My favorite place to be is in my head.
As a young girl, I soaked in the bathtub with the boom box blaring, dreaming up dance routines and doodled across my paper bag book cover until graphite designs swallowed the cardboard colored wrapping.
But it never occurred to me to try my hand at creative writing; I didn’t like to read and the physical act of writing only ever led to a callus on my middle finger.
Then one of my teachers assigned our class the task of writing an original story, forcing me to apply my healthy imagination elsewhere.
Inspiration didn’t take long. On the bus ride home from school the same day, I was struck by images for an opening scene so fabulous in my ten year old brain that I immediately took pencil to paper and composed what I believed to be the start of a master piece.
This rush of innovation convinced me I was the next Judy Blume. I labored over my story, submitted the completed manuscript with the exuberance of A Christmas Story’s Ralphie, and waited for my Ms. Shields to award me with accolades and an A+.
My young author fantasy collapsed within a week. As I read through Ms. Shield’s blanket of edits, I could hear the red ink cackling, “You’re not good enough, kid.” Already a perfectionist, I cast my new ambition aside.
In high school I dabbled in poetry, in business school took fiction writing and literature courses, and as an elementary school teacher, loved to teach the craft. Each time, self doubt swallowed the artistic undercurrent.

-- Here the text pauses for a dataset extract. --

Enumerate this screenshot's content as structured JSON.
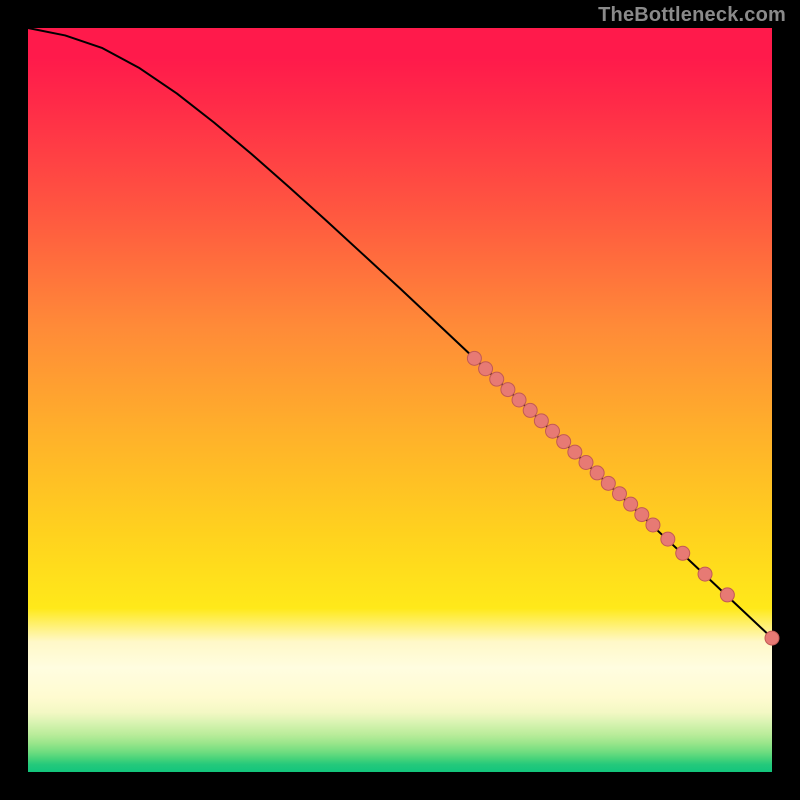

Then I became a mommy with young children desperate for a hobby that fulfilled me in a way diapers, laundry, and sleep training never could. I sampled dance classes but lost interest when I couldn’t remember the routine from week to week and researched community art classes but concluded my drawing skills were best left in the margin.
Nothing stuck until one snowy morning on route to preschool drop off, words stepped forward.
My youthful, creative energy plunked down in the passenger’s seat beside me. “You don’t need fancy degrees, a library spilling with classics or outside approval to write,” she explained. “You have heart, experience, and curiosity. It’s time.”
Here I am, six years later writing picture books for children and essays for the grown-ups in their lives. Why?
I write to share my truth after 25 years of secret keeping.
I write to honor the child; to validate their place in this world, capture their joy, experiences and feelings and to preserve the innocent spirit I lost too soon.
I write so Bubbe and Skootch have access to a growing collection of their mother’s thoughts and beliefs so they may learn who I am in addition to being Mom
I write to model for them what it looks like to pursue a passion.
Sometimes it’s easy to lose sight of why I do what I do.
So whenever my ego swells, I become consumed with clicks, views and audience expectations, the idea pipeline shrivels, deadlines approach, rejections mount, a critique breaks my spirit or life just gets in the way, I take a breath…
relax into my favorite place,
hone in on my heart,
open the flood gates